“The exercise of enforcement powers by a (coastal) State in situations where the State derives these powers from provisions of the Convention is also governed by certain rules and principles of general international law, in particular the principle of reasonableness. This principle encompasses the principles of necessity and proportionality” (para 209)

Also, the Seabed Disputes Chamber, in its 2011 Advisory Opinion, affirmed that “reasonableness and non-arbitrariness must remain the hallmarks of any action taken by the sponsoring state” (para 230).

Moreover, the role of international law is bolstered by the dispute settlement clause contained in Tuvalu’s Seabed Minerals Act 2014: under section 126, disputes may be referred to “arbitration to be conducted by arbitration by the International Centre for Settlement of Investment Disputes established under Convention on the Settlement of Investment Disputes between States and Nationals of other States” (or the ICSID Convention). ICSID tribunals have an inherent power to apply rules of international law in addition to the respondent state’s domestic law. Pursuant to article 42 of ICSID, they will not apply a national rule if that would permit, for example, an uncompensated expropriation prohibited by international law. Having said this, the ICSID Convention contains its own jurisdictional requirements: the existence of a foreign-owned investment within the territory of Tuvalu. In this regard, activities in the Area are premised on the existence of rights granted under the sponsoring state’s national law – a local subsidiary, a certificate of sponsorship or a sponsorship agreement – which may (or may not) cumulatively constitute an investment within that sponsoring state (see here for more detailed commentary). 

What are the consequences of these legislative stipulations?
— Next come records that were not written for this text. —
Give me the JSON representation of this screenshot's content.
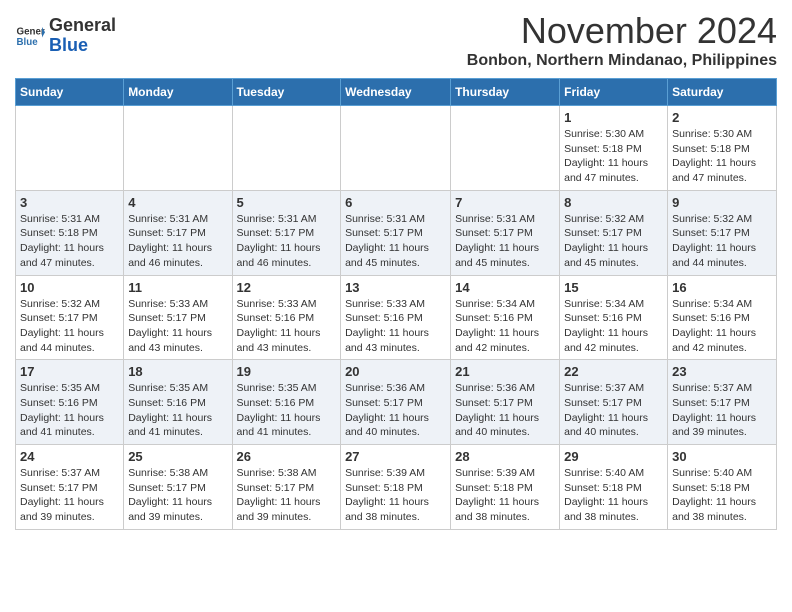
{
  "header": {
    "logo_general": "General",
    "logo_blue": "Blue",
    "month_title": "November 2024",
    "location": "Bonbon, Northern Mindanao, Philippines"
  },
  "calendar": {
    "days_of_week": [
      "Sunday",
      "Monday",
      "Tuesday",
      "Wednesday",
      "Thursday",
      "Friday",
      "Saturday"
    ],
    "weeks": [
      [
        {
          "day": "",
          "info": ""
        },
        {
          "day": "",
          "info": ""
        },
        {
          "day": "",
          "info": ""
        },
        {
          "day": "",
          "info": ""
        },
        {
          "day": "",
          "info": ""
        },
        {
          "day": "1",
          "info": "Sunrise: 5:30 AM\nSunset: 5:18 PM\nDaylight: 11 hours and 47 minutes."
        },
        {
          "day": "2",
          "info": "Sunrise: 5:30 AM\nSunset: 5:18 PM\nDaylight: 11 hours and 47 minutes."
        }
      ],
      [
        {
          "day": "3",
          "info": "Sunrise: 5:31 AM\nSunset: 5:18 PM\nDaylight: 11 hours and 47 minutes."
        },
        {
          "day": "4",
          "info": "Sunrise: 5:31 AM\nSunset: 5:17 PM\nDaylight: 11 hours and 46 minutes."
        },
        {
          "day": "5",
          "info": "Sunrise: 5:31 AM\nSunset: 5:17 PM\nDaylight: 11 hours and 46 minutes."
        },
        {
          "day": "6",
          "info": "Sunrise: 5:31 AM\nSunset: 5:17 PM\nDaylight: 11 hours and 45 minutes."
        },
        {
          "day": "7",
          "info": "Sunrise: 5:31 AM\nSunset: 5:17 PM\nDaylight: 11 hours and 45 minutes."
        },
        {
          "day": "8",
          "info": "Sunrise: 5:32 AM\nSunset: 5:17 PM\nDaylight: 11 hours and 45 minutes."
        },
        {
          "day": "9",
          "info": "Sunrise: 5:32 AM\nSunset: 5:17 PM\nDaylight: 11 hours and 44 minutes."
        }
      ],
      [
        {
          "day": "10",
          "info": "Sunrise: 5:32 AM\nSunset: 5:17 PM\nDaylight: 11 hours and 44 minutes."
        },
        {
          "day": "11",
          "info": "Sunrise: 5:33 AM\nSunset: 5:17 PM\nDaylight: 11 hours and 43 minutes."
        },
        {
          "day": "12",
          "info": "Sunrise: 5:33 AM\nSunset: 5:16 PM\nDaylight: 11 hours and 43 minutes."
        },
        {
          "day": "13",
          "info": "Sunrise: 5:33 AM\nSunset: 5:16 PM\nDaylight: 11 hours and 43 minutes."
        },
        {
          "day": "14",
          "info": "Sunrise: 5:34 AM\nSunset: 5:16 PM\nDaylight: 11 hours and 42 minutes."
        },
        {
          "day": "15",
          "info": "Sunrise: 5:34 AM\nSunset: 5:16 PM\nDaylight: 11 hours and 42 minutes."
        },
        {
          "day": "16",
          "info": "Sunrise: 5:34 AM\nSunset: 5:16 PM\nDaylight: 11 hours and 42 minutes."
        }
      ],
      [
        {
          "day": "17",
          "info": "Sunrise: 5:35 AM\nSunset: 5:16 PM\nDaylight: 11 hours and 41 minutes."
        },
        {
          "day": "18",
          "info": "Sunrise: 5:35 AM\nSunset: 5:16 PM\nDaylight: 11 hours and 41 minutes."
        },
        {
          "day": "19",
          "info": "Sunrise: 5:35 AM\nSunset: 5:16 PM\nDaylight: 11 hours and 41 minutes."
        },
        {
          "day": "20",
          "info": "Sunrise: 5:36 AM\nSunset: 5:17 PM\nDaylight: 11 hours and 40 minutes."
        },
        {
          "day": "21",
          "info": "Sunrise: 5:36 AM\nSunset: 5:17 PM\nDaylight: 11 hours and 40 minutes."
        },
        {
          "day": "22",
          "info": "Sunrise: 5:37 AM\nSunset: 5:17 PM\nDaylight: 11 hours and 40 minutes."
        },
        {
          "day": "23",
          "info": "Sunrise: 5:37 AM\nSunset: 5:17 PM\nDaylight: 11 hours and 39 minutes."
        }
      ],
      [
        {
          "day": "24",
          "info": "Sunrise: 5:37 AM\nSunset: 5:17 PM\nDaylight: 11 hours and 39 minutes."
        },
        {
          "day": "25",
          "info": "Sunrise: 5:38 AM\nSunset: 5:17 PM\nDaylight: 11 hours and 39 minutes."
        },
        {
          "day": "26",
          "info": "Sunrise: 5:38 AM\nSunset: 5:17 PM\nDaylight: 11 hours and 39 minutes."
        },
        {
          "day": "27",
          "info": "Sunrise: 5:39 AM\nSunset: 5:18 PM\nDaylight: 11 hours and 38 minutes."
        },
        {
          "day": "28",
          "info": "Sunrise: 5:39 AM\nSunset: 5:18 PM\nDaylight: 11 hours and 38 minutes."
        },
        {
          "day": "29",
          "info": "Sunrise: 5:40 AM\nSunset: 5:18 PM\nDaylight: 11 hours and 38 minutes."
        },
        {
          "day": "30",
          "info": "Sunrise: 5:40 AM\nSunset: 5:18 PM\nDaylight: 11 hours and 38 minutes."
        }
      ]
    ]
  }
}
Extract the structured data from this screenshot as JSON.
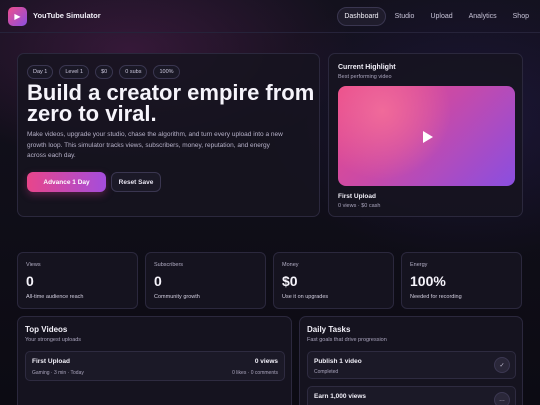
{
  "app": {
    "title": "YouTube Simulator",
    "logo_icon": "▶"
  },
  "nav": {
    "items": [
      {
        "label": "Dashboard",
        "active": true
      },
      {
        "label": "Studio"
      },
      {
        "label": "Upload"
      },
      {
        "label": "Analytics"
      },
      {
        "label": "Shop"
      }
    ]
  },
  "hero": {
    "chips": [
      "Day 1",
      "Level 1",
      "$0",
      "0 subs",
      "100%"
    ],
    "title": "Build a creator empire from zero to viral.",
    "description": "Make videos, upgrade your studio, chase the algorithm, and turn every upload into a new growth loop. This simulator tracks views, subscribers, money, reputation, and energy across each day.",
    "primary_button": "Advance 1 Day",
    "secondary_button": "Reset Save"
  },
  "highlight": {
    "title": "Current Highlight",
    "subtitle": "Best performing video",
    "video_title": "First Upload",
    "video_meta": "0 views · $0 cash",
    "play_icon": "play-icon"
  },
  "stats": [
    {
      "label": "Views",
      "value": "0",
      "note": "All-time audience reach"
    },
    {
      "label": "Subscribers",
      "value": "0",
      "note": "Community growth"
    },
    {
      "label": "Money",
      "value": "$0",
      "note": "Use it on upgrades"
    },
    {
      "label": "Energy",
      "value": "100%",
      "note": "Needed for recording"
    }
  ],
  "top_videos": {
    "title": "Top Videos",
    "subtitle": "Your strongest uploads",
    "items": [
      {
        "title": "First Upload",
        "meta": "Gaming · 3 min · Today",
        "views": "0 views",
        "stats": "0 likes · 0 comments"
      }
    ]
  },
  "daily_tasks": {
    "title": "Daily Tasks",
    "subtitle": "Fast goals that drive progression",
    "items": [
      {
        "title": "Publish 1 video",
        "status": "Completed",
        "badge": "✓"
      },
      {
        "title": "Earn 1,000 views",
        "status": "",
        "badge": "…"
      }
    ]
  },
  "colors": {
    "accent_start": "#e8458a",
    "accent_end": "#a44ddc",
    "background": "#0d0c15"
  }
}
First, that state authorities may not terminate sponsorship upon a whim. The legislation of Tuvalu subjects state action to criteria of proportionality whereby the state must offer a reasonable explanation for proposed changes in the regulatory framework. Accordingly, state authorities must be able to point to a legitimate objective and that there must be some “evidential basis for a measure, if it is not to be considered as arbitrary or disproportionate” (see Harrison, at p. 498). In another ICSID case, Crystallex v. Venezuela, the denial of a mining permit was held to violate international law because it was based upon reasons that had not been raised before by the state, whilst ignoring the scientific evidence that had been submitted by the mining company (see paras 591 – 597).
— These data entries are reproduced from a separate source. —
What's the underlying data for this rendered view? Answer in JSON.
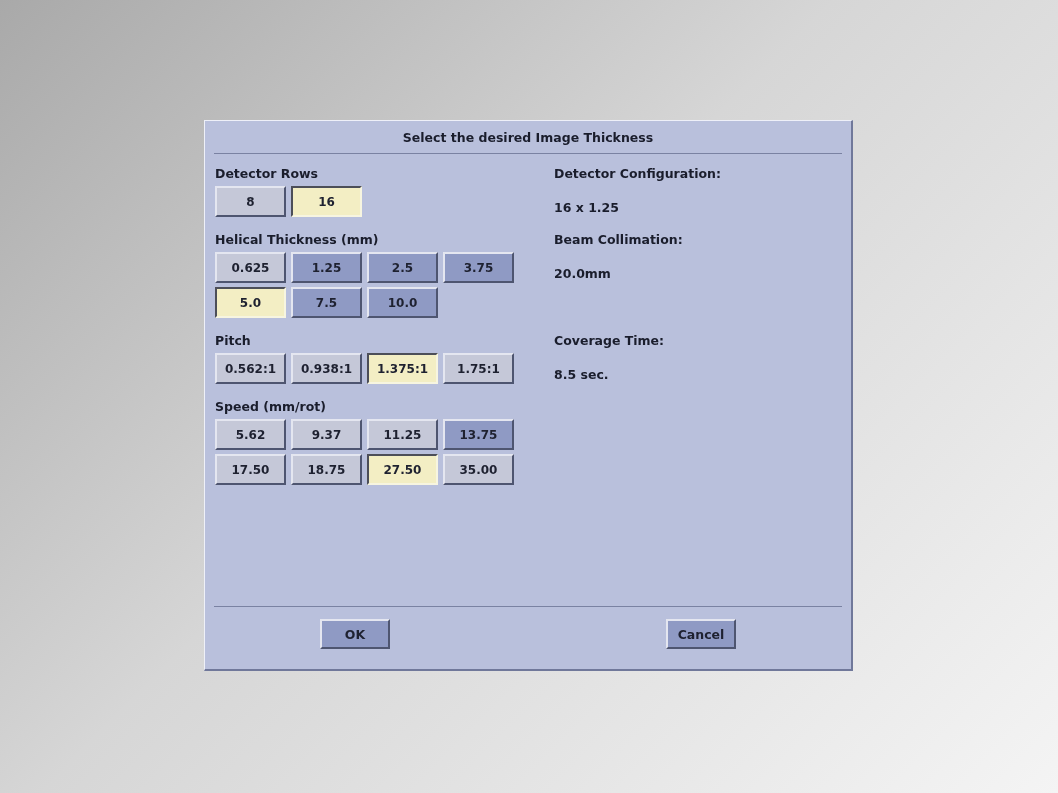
{
  "dialog": {
    "title": "Select the desired Image Thickness"
  },
  "sections": [
    {
      "label": "Detector Rows",
      "options": [
        {
          "label": "8",
          "selected": false,
          "disabled": false
        },
        {
          "label": "16",
          "selected": true,
          "disabled": false
        }
      ],
      "info": {
        "label": "Detector Configuration:",
        "value": "16 x 1.25"
      }
    },
    {
      "label": "Helical Thickness (mm)",
      "options": [
        {
          "label": "0.625",
          "selected": false,
          "disabled": false
        },
        {
          "label": "1.25",
          "selected": false,
          "disabled": true
        },
        {
          "label": "2.5",
          "selected": false,
          "disabled": true
        },
        {
          "label": "3.75",
          "selected": false,
          "disabled": true
        },
        {
          "label": "5.0",
          "selected": true,
          "disabled": false
        },
        {
          "label": "7.5",
          "selected": false,
          "disabled": true
        },
        {
          "label": "10.0",
          "selected": false,
          "disabled": true
        }
      ],
      "info": {
        "label": "Beam Collimation:",
        "value": "20.0mm"
      }
    },
    {
      "label": "Pitch",
      "options": [
        {
          "label": "0.562:1",
          "selected": false,
          "disabled": false
        },
        {
          "label": "0.938:1",
          "selected": false,
          "disabled": false
        },
        {
          "label": "1.375:1",
          "selected": true,
          "disabled": false
        },
        {
          "label": "1.75:1",
          "selected": false,
          "disabled": false
        }
      ],
      "info": {
        "label": "Coverage Time:",
        "value": "8.5 sec."
      }
    },
    {
      "label": "Speed (mm/rot)",
      "options": [
        {
          "label": "5.62",
          "selected": false,
          "disabled": false
        },
        {
          "label": "9.37",
          "selected": false,
          "disabled": false
        },
        {
          "label": "11.25",
          "selected": false,
          "disabled": false
        },
        {
          "label": "13.75",
          "selected": false,
          "disabled": true
        },
        {
          "label": "17.50",
          "selected": false,
          "disabled": false
        },
        {
          "label": "18.75",
          "selected": false,
          "disabled": false
        },
        {
          "label": "27.50",
          "selected": true,
          "disabled": false
        },
        {
          "label": "35.00",
          "selected": false,
          "disabled": false
        }
      ]
    }
  ],
  "buttons": [
    {
      "label": "OK"
    },
    {
      "label": "Cancel"
    }
  ]
}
Secondly, Tuvalu’s deep seabed mining law allows Circular Metals Ltd to seek reparation, against the state, before an international tribunal. In this regard, ICSID tribunals may apply rules of international investment law – such as the prohibition on uncompensated expropriation. By virtue of article 42 in the ICSID Convention “the Tribunal shall apply the law of the Contracting State party to the dispute (including its rules on the conflict of laws) and such rules of international law as may be applicable.” This “will not involve the confirmation or denial of the validity of the host State’s law, but may result in not applying it where that law, or action taken under that law, violates international law” (Southern Pacific Properties (Middle East) Limited v. Arab Republic of Egypt, Award, para 84.)
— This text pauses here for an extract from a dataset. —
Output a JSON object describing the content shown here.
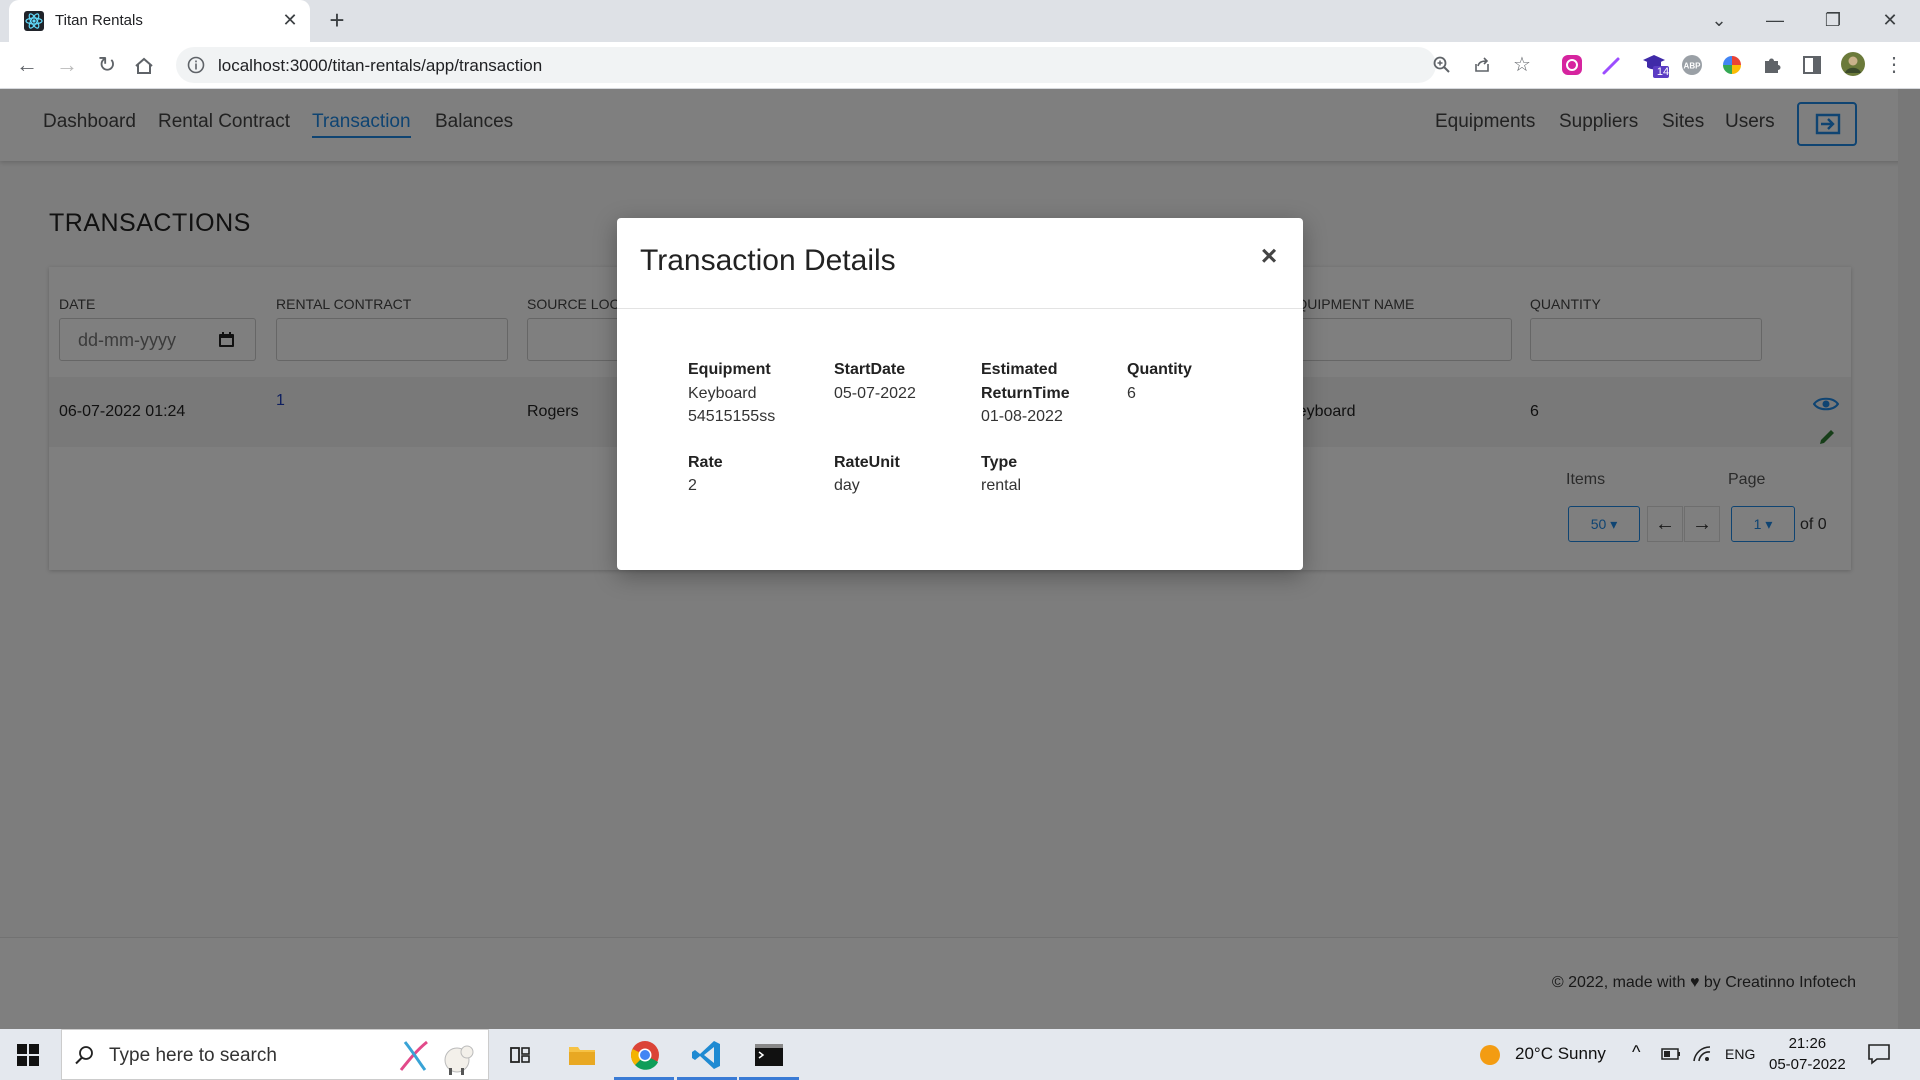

An international legal claim may expose Tuvalu to burdensome and unwanted financial expenses. However, in my opinion, suing Tuvalu is probably not in Circular Metals’ best interest. First, the end of sponsorship intervened at a very early stage of the project. It is possible that the resources spent by Circular Metals up to this point are inferior to the costs of ICSID proceedings. Indeed, ICSID tribunals periodically request parties to the proceedings to make advance payments to cover the costs of the proceedings, including a first advance payment that is usually in the order of US$100,000 – US$150,000 per party. Secondly, the publicity generated by such litigation could be counterproductive as it may frighten the governments of other sponsoring states.  However, the more important point is that there are risks for sponsoring states which alter too abruptly their policies on activities in the Area.

Featured image: Aerial view of Tuvalu’s capital, Funafuti, 2011. Photo: Lily-Anne Homasi / DFAT